As part of the NBN Conference in Cardiff we were delighted to bestow Honorary Membership upon Dr Mark Hill and Professor Helen Roy.
Professor Helen Roy of Biological Records Centre CEH Wallingford
Helen Roy was given Honorary Membership of the NBN Trust to recognise her unique contribution to biological recording since having taken on the running of the Ladybird Recording Scheme, as well as recognising her important role in the wider NBN data-provision process.
While her professional role at CEH Wallingford has inevitably ensured that her work is central to the acquisition of biological data, in particular, for use within the NBN, we would especially want to draw attention to her extra-curricular work. She supports a wide range of biological recording activities, and is a great advocate, especially through ladybird monitoring encouraging engagement with ‘citizen science’.
Over the last ten years or more, she has been a tireless enthusiast for pubic engagement in biological recording. She has pioneered development of online recording, and been a primary advocate at meetings, conferences and public engagement events. She has championed the uptake of modern systems of recording, particularly iRecord and its associated developments. Her high public profile, especially in the area of insect recording, has benefited the NBN through engaging with very disparate groups of people.
Her academic work has also demonstrated to a wide audience, and not just academics, the value of broad-scale NBN data in analyses of biodiversity functions and impacts. She has an enthusiastic willingness to share her insights with a wide range of people, amateur as well as professional. This has included frequent engagement internationally with other scientists, especially developing standards and analytical methods relating to biological recording and the data it produces.
Her advocacy for, and support of the NBN’s long-term aims has been crucial in maintaining engagement with the NBN through a period of change, when so much especially invertebrate data might not have made its way to the NBN Gateway and more recently the NBN Atlas.
Dr Mark Hill
Mark has been recording bryophytes for over 50 years in association with the British Bryological Society, which he joined in 1965. For much of this time he worked as a professional ecologist and his recording was a spare-time activity.
He was appointed head of the Biological Records Centre in 2003 and from then until (and beyond) his retirement in 2010 he made major contributions to the techniques for analysing biological records.
Mark’s recording of bryophytes is reflected by his 48,580 records (including determinations and confirmations of specimens collected by others) which are freely available on the NBN Atlas at full resolution; there are probably at least as many more which have been made on local or national field meetings and are therefore not credited to him personally.
He has been a key member of the Cambridgeshire BBS group since 1986, enthusiastically running its excursions and the BBS week-long meetings.

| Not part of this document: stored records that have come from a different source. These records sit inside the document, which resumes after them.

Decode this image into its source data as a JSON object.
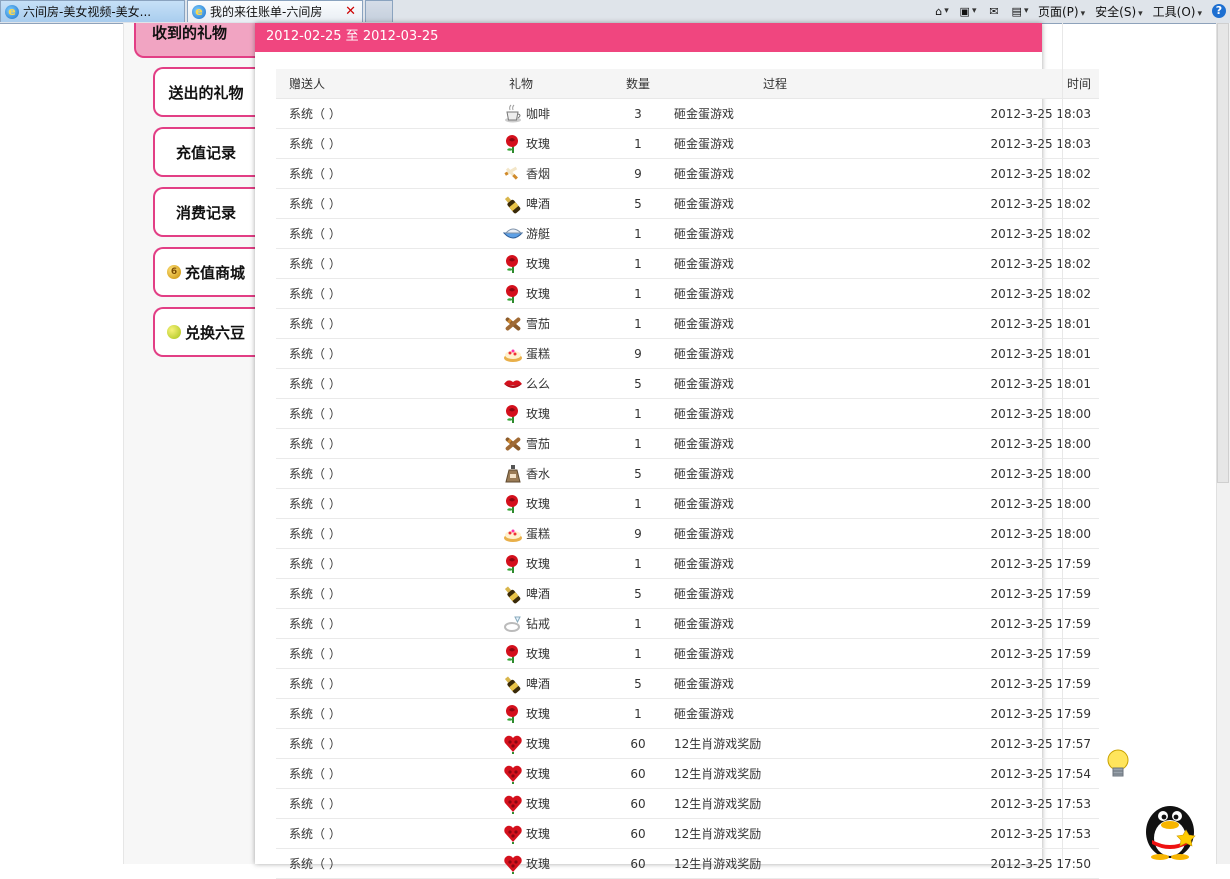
{
  "browser": {
    "tabs": [
      {
        "title": "六间房-美女视频-美女..."
      },
      {
        "title": "我的来往账单-六间房"
      }
    ],
    "toolbar": {
      "page": "页面(P)",
      "safety": "安全(S)",
      "tools": "工具(O)"
    }
  },
  "sidebar": {
    "active": "收到的礼物",
    "items": [
      "送出的礼物",
      "充值记录",
      "消费记录",
      "充值商城",
      "兑换六豆"
    ]
  },
  "panel": {
    "date_range": "2012-02-25 至 2012-03-25",
    "columns": [
      "赠送人",
      "礼物",
      "数量",
      "过程",
      "时间"
    ],
    "rows": [
      {
        "sender": "系统（ ）",
        "icon": "coffee-icon",
        "gift": "咖啡",
        "qty": "3",
        "process": "砸金蛋游戏",
        "time": "2012-3-25 18:03"
      },
      {
        "sender": "系统（ ）",
        "icon": "rose-icon",
        "gift": "玫瑰",
        "qty": "1",
        "process": "砸金蛋游戏",
        "time": "2012-3-25 18:03"
      },
      {
        "sender": "系统（ ）",
        "icon": "cigarette-icon",
        "gift": "香烟",
        "qty": "9",
        "process": "砸金蛋游戏",
        "time": "2012-3-25 18:02"
      },
      {
        "sender": "系统（ ）",
        "icon": "beer-icon",
        "gift": "啤酒",
        "qty": "5",
        "process": "砸金蛋游戏",
        "time": "2012-3-25 18:02"
      },
      {
        "sender": "系统（ ）",
        "icon": "yacht-icon",
        "gift": "游艇",
        "qty": "1",
        "process": "砸金蛋游戏",
        "time": "2012-3-25 18:02"
      },
      {
        "sender": "系统（ ）",
        "icon": "rose-icon",
        "gift": "玫瑰",
        "qty": "1",
        "process": "砸金蛋游戏",
        "time": "2012-3-25 18:02"
      },
      {
        "sender": "系统（ ）",
        "icon": "rose-icon",
        "gift": "玫瑰",
        "qty": "1",
        "process": "砸金蛋游戏",
        "time": "2012-3-25 18:02"
      },
      {
        "sender": "系统（ ）",
        "icon": "cigar-icon",
        "gift": "雪茄",
        "qty": "1",
        "process": "砸金蛋游戏",
        "time": "2012-3-25 18:01"
      },
      {
        "sender": "系统（ ）",
        "icon": "cake-icon",
        "gift": "蛋糕",
        "qty": "9",
        "process": "砸金蛋游戏",
        "time": "2012-3-25 18:01"
      },
      {
        "sender": "系统（ ）",
        "icon": "kiss-icon",
        "gift": "么么",
        "qty": "5",
        "process": "砸金蛋游戏",
        "time": "2012-3-25 18:01"
      },
      {
        "sender": "系统（ ）",
        "icon": "rose-icon",
        "gift": "玫瑰",
        "qty": "1",
        "process": "砸金蛋游戏",
        "time": "2012-3-25 18:00"
      },
      {
        "sender": "系统（ ）",
        "icon": "cigar-icon",
        "gift": "雪茄",
        "qty": "1",
        "process": "砸金蛋游戏",
        "time": "2012-3-25 18:00"
      },
      {
        "sender": "系统（ ）",
        "icon": "perfume-icon",
        "gift": "香水",
        "qty": "5",
        "process": "砸金蛋游戏",
        "time": "2012-3-25 18:00"
      },
      {
        "sender": "系统（ ）",
        "icon": "rose-icon",
        "gift": "玫瑰",
        "qty": "1",
        "process": "砸金蛋游戏",
        "time": "2012-3-25 18:00"
      },
      {
        "sender": "系统（ ）",
        "icon": "cake-icon",
        "gift": "蛋糕",
        "qty": "9",
        "process": "砸金蛋游戏",
        "time": "2012-3-25 18:00"
      },
      {
        "sender": "系统（ ）",
        "icon": "rose-icon",
        "gift": "玫瑰",
        "qty": "1",
        "process": "砸金蛋游戏",
        "time": "2012-3-25 17:59"
      },
      {
        "sender": "系统（ ）",
        "icon": "beer-icon",
        "gift": "啤酒",
        "qty": "5",
        "process": "砸金蛋游戏",
        "time": "2012-3-25 17:59"
      },
      {
        "sender": "系统（ ）",
        "icon": "ring-icon",
        "gift": "钻戒",
        "qty": "1",
        "process": "砸金蛋游戏",
        "time": "2012-3-25 17:59"
      },
      {
        "sender": "系统（ ）",
        "icon": "rose-icon",
        "gift": "玫瑰",
        "qty": "1",
        "process": "砸金蛋游戏",
        "time": "2012-3-25 17:59"
      },
      {
        "sender": "系统（ ）",
        "icon": "beer-icon",
        "gift": "啤酒",
        "qty": "5",
        "process": "砸金蛋游戏",
        "time": "2012-3-25 17:59"
      },
      {
        "sender": "系统（ ）",
        "icon": "rose-icon",
        "gift": "玫瑰",
        "qty": "1",
        "process": "砸金蛋游戏",
        "time": "2012-3-25 17:59"
      },
      {
        "sender": "系统（ ）",
        "icon": "rose-heart-icon",
        "gift": "玫瑰",
        "qty": "60",
        "process": "12生肖游戏奖励",
        "time": "2012-3-25 17:57"
      },
      {
        "sender": "系统（ ）",
        "icon": "rose-heart-icon",
        "gift": "玫瑰",
        "qty": "60",
        "process": "12生肖游戏奖励",
        "time": "2012-3-25 17:54"
      },
      {
        "sender": "系统（ ）",
        "icon": "rose-heart-icon",
        "gift": "玫瑰",
        "qty": "60",
        "process": "12生肖游戏奖励",
        "time": "2012-3-25 17:53"
      },
      {
        "sender": "系统（ ）",
        "icon": "rose-heart-icon",
        "gift": "玫瑰",
        "qty": "60",
        "process": "12生肖游戏奖励",
        "time": "2012-3-25 17:53"
      },
      {
        "sender": "系统（ ）",
        "icon": "rose-heart-icon",
        "gift": "玫瑰",
        "qty": "60",
        "process": "12生肖游戏奖励",
        "time": "2012-3-25 17:50"
      }
    ]
  },
  "colors": {
    "accent": "#f0467f",
    "link": "#e0358a",
    "nav_border": "#e23e85"
  }
}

He acted as BBS recorder of Mosses between 1977 and 1986, vetting all new vice-county records, and even those whose records were rejected as misidentifications were usually encouraged by his prompt and cheerful letters.

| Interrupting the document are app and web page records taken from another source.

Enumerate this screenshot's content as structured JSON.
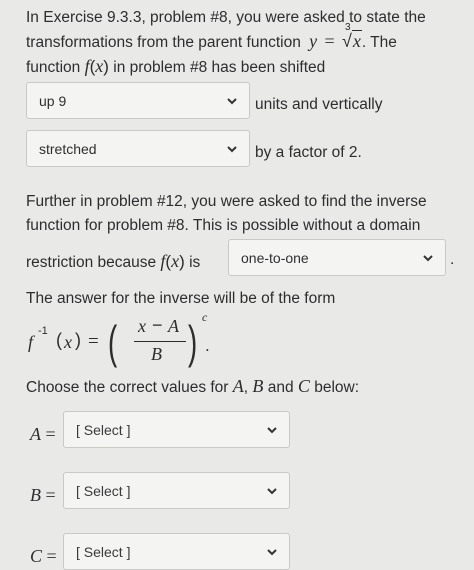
{
  "intro": {
    "line1": "In Exercise 9.3.3, problem #8, you were asked to state the",
    "line2_pre": "transformations from the parent function",
    "eq_y": "y",
    "eq_equals": "=",
    "root_index": "3",
    "root_var": "x",
    "line2_post": ". The",
    "line3_pre": "function",
    "fx_f": "f",
    "fx_x": "x",
    "line3_post": "in problem #8 has been shifted"
  },
  "selects": {
    "shift": {
      "value": "up 9"
    },
    "stretch": {
      "value": "stretched"
    },
    "restriction": {
      "value": "one-to-one"
    },
    "A": {
      "placeholder": "[ Select ]"
    },
    "B": {
      "placeholder": "[ Select ]"
    },
    "C": {
      "placeholder": "[ Select ]"
    }
  },
  "after_shift": "units and vertically",
  "after_stretch": "by a factor of 2.",
  "further": {
    "line1": "Further in problem #12, you were asked to find the inverse",
    "line2": "function for problem #8. This is possible without a domain",
    "line3_pre": "restriction because",
    "line3_is": "is",
    "period": "."
  },
  "answer_line": "The answer for the inverse will be of the form",
  "formula": {
    "f": "f",
    "exp": "-1",
    "x": "x",
    "equals": "=",
    "numer_x": "x",
    "minus": "−",
    "numer_A": "A",
    "denom": "B",
    "power": "c",
    "period": "."
  },
  "choose": {
    "pre": "Choose the correct values for",
    "A": "A",
    "comma": ",",
    "B": "B",
    "and": "and",
    "C": "C",
    "post": "below:"
  },
  "labels": {
    "A": "A",
    "B": "B",
    "C": "C",
    "equals": "="
  }
}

Mark has been co-author of the three most recent bryophyte checklists and census catalogues covering Britain and Ireland (1981, 1998, 2008). He was one of several British authors who produced a checklist of European mosses in 1981, and in 2006 he led a group of European authors to produce an updated checklist. He is also our national expert on the large and important genus Sphagnum, contributing the accounts to the standard flora and writing a field guide (1992) which was at one stage JNCC’s best-selling publication. These publications, and his informal tuition on many meetings, have done much to make this group, hitherto thought of as difficult, much more accessible to British and Irish bryologists.
Mark’s enthusiasm was instrumental in ensuring the successful publication of the first BBS bryophyte atlas (1991-94). Mark was appointed BBS Recording Secretary in 2004, at a stage when the Society had scarcely engaged with the computerisation of records. He helped this transition by devising practical tools, such as an electronic recording card which provided an easy way to input records, and set up standard procedures for vetting incoming records. He was a joint author of the proposal for a new BBS atlas and processed some 1,959,888 records during the run-up to its publication (2014), a massive personal commitment of time and expertise.
Always an advocate of making data openly available, he welcomed the development of the NBN Gateway and considered that it should display the BBS data in full. The easy acceptance by BBS of the recent transition to the NBN Atlas owes much to his influence over many years.
While head of BRC, and in his prior role within CEH, Mark developed techniques for the analysis of biological records. His papers have devised methods to analyse the patterns of occurrence of flowering plants in Europe and of both flowering plants and bryophytes in Britain and Ireland, and to tease out the relative importance of air pollution, habitat loss and climate change in the changing distribution of British flowering plants and bryophytes. He often led the field in the use of biological records to address environmental issues – he worked on the impacts of climate change in the early 1990s and non-native
species in the late 1990s, before both fields became ‘fashionable’ and the focus of numerous research projects. For example, Mark led an audit of all non-native species in England in 2005, extending this to Great Britain in 2010. A particularly notable contribution has been the program FRESCALO (2012), devised to identify trends in species frequency using biological recording data. This has subsequently been applied to both plant and animal groups both in Britain and elsewhere in western Europe.